David Lewis Paget (22.11.1944 / Nottingham, England/live in Australia)
The Mouth of the Oracle
She’d slammed the door as he’d turned to say:
‘I know where I don’t belong! ’
Then swallowed hard as he headed out
To find where his life went wrong.
He’d not been happy for many years
So this was a final twist,
‘Just pack your bags and get out, ’ she’d said,
‘I can’t take much more of this! ’
‘Of what? ’ he thought, for he didn’t know
It was written all over his face,
The love he’d offered and taken back
He’d never thought much of Grace.
He never smiled when he came back home,
She waited in vain, at best,
He’d just come back from the world out there
And he always came back depressed.
He tried to remember the dreams he’d had
And the schemes that he’d hatched before
Bidding farewell to his parents house
With the rules taped over the door,
You can’t do this and you must do that
Was a theme that he’d come to hate,
When his father said he’d relax the rules
John said: ‘It’s a bit too late! ’
He thought his freedom the greatest thing
He could drink and smoke with the rest,
Spend the night with a dolly bird
Who would leave in the morning, dressed,
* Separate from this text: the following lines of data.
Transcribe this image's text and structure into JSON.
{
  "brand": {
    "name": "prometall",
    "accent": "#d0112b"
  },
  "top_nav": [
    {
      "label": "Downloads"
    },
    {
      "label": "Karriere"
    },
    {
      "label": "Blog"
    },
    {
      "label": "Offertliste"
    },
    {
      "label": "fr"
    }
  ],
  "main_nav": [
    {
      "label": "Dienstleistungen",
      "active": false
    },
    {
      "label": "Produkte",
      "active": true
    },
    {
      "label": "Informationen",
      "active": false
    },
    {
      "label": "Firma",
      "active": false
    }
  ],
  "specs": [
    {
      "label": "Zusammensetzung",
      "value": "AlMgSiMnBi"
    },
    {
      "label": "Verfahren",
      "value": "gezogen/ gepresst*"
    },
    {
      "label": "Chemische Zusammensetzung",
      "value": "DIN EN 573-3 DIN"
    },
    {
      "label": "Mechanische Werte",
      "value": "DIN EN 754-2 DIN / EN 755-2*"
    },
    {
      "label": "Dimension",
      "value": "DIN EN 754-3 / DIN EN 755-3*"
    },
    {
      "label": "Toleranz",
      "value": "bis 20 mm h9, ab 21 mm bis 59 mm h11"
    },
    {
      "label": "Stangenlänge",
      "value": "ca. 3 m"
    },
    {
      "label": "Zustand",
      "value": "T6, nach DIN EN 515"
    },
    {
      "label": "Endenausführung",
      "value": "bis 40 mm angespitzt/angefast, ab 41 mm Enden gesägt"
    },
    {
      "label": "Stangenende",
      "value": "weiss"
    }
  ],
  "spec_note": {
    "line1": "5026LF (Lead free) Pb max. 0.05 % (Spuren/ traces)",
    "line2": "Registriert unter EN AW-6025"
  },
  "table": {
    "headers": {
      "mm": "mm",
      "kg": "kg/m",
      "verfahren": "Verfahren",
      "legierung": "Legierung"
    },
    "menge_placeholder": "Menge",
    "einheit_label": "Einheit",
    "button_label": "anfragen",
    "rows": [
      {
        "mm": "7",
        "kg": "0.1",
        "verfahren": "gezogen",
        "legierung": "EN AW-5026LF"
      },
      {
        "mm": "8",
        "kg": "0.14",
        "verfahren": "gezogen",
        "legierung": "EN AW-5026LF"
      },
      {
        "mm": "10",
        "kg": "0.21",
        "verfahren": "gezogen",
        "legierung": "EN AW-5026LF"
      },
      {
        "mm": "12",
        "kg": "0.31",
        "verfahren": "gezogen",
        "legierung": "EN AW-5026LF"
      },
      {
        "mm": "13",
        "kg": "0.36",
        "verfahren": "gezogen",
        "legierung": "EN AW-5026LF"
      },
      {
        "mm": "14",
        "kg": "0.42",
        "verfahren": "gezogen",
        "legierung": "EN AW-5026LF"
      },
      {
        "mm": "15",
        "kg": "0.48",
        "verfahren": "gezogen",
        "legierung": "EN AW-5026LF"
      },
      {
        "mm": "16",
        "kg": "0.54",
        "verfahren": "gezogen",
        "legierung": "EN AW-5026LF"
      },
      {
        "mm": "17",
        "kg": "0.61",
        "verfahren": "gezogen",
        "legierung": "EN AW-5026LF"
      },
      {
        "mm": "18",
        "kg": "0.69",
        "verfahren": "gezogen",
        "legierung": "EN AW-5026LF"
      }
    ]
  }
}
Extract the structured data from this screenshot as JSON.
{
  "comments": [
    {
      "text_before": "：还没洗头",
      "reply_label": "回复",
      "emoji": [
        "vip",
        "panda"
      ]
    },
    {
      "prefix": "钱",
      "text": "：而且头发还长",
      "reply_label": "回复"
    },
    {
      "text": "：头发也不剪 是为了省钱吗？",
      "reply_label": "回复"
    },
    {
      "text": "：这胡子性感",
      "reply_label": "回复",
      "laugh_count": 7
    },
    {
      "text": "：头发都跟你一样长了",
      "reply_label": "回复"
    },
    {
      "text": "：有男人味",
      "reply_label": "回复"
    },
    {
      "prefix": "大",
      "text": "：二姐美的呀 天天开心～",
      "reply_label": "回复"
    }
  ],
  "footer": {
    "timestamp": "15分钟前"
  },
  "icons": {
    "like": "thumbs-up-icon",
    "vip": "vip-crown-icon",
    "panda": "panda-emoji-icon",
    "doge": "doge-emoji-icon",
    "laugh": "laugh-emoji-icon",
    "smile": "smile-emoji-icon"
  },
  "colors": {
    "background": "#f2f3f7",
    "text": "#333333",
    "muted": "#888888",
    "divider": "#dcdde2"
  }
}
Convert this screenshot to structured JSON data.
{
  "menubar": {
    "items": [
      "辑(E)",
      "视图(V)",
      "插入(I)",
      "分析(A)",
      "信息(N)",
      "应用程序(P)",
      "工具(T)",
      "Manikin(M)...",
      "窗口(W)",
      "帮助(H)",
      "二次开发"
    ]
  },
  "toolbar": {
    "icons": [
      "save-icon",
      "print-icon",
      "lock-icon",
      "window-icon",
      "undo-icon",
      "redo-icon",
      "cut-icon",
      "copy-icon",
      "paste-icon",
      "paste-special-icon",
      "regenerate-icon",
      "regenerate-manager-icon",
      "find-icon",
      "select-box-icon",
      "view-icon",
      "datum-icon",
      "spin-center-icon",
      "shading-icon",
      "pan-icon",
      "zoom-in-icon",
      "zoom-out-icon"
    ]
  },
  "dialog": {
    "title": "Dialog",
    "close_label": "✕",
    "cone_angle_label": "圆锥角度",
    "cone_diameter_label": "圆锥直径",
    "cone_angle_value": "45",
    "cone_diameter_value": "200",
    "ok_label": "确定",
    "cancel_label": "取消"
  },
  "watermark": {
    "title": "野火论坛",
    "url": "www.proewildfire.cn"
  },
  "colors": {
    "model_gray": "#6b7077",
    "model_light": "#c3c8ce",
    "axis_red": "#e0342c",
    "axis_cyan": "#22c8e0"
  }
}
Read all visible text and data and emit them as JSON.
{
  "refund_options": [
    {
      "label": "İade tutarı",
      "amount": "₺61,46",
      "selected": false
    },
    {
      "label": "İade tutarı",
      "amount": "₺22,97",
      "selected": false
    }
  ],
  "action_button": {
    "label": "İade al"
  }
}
But he found he couldn’t hold down a job
By sleeping in way past noon,
Ran out of money and cigarettes
And his freedom turned to gloom.
He’d married young to a working wife
So the bills were always paid,
She tried to get him to work, but he
Had treated her like a maid,
She kept the house while he lounged about,
Went out and hung with his friends,
His opportunities squandered, though
He said that he’d make amends.
But now, he needed an Oracle
To tell him the facts of life,
He thought there must be a secret in
Appeasing an angry wife,
He knew of one at the waterfront
At least it was billed as such,
An Octopus in a giant tank
But it cost a dollar a touch.
You slipped your dollar into the slot,
It slid back an iron door,
A placard on the back of the tank
Said, ‘What did you come here for? ’
A row of buttons were there to press
Said ‘Love’, ‘Romance’ or ‘Fate’,
‘Job Promotion’ or ‘Lotto Wins’
But the season was getting late.
They’d closed the show in the week before
So he had to climb the fence,
He clutched the only dollar he had
And crawled in, under a bench,
The Giant Pacific Octopus sat
And stared through the misting glass,
Then watched him sliding the dollar in
And pressing the word ‘Romance’.
At this the Octopus tentacles
Had begun to writhe about,
Helped by a tiny electric charge
The ‘Romance’ button gave out,
A tentacle hit a pressure pad
That released a little card,
One with a potted saying, as if
The Oracle had heard.
The card said, ‘Better to love, and lose
Than never to love at all! ’
John punched the glass in frustration then,
So much for an Oracle!
The glass then suddenly cracked and burst,
Releasing a waterspout,
And seven tentacles wrapped him round
As the Octopus swam out.
The eighth was wrapping around his neck
As he tried to fight and hide,
But eight to two isn’t much of a match
With your arms pinned by your side,
He felt the beak of the giant beast
As it took a chunk from his throat,
There wasn’t the time to cry on out
As he fell to the ground, and choked.
A fisherman saw it loping along
On the boardwalk, out to the sea,
Dragging a pair of empty shoes,
And a hand with wallet and key,
His wife said he was a waste of space
Wouldn’t go to the funeral,
‘He found his calling at last, ’ she said,
‘In the mouth of the Oracle! ’
30 March 2013
Read this poem in other languages
This poem has not been translated into any other language yet.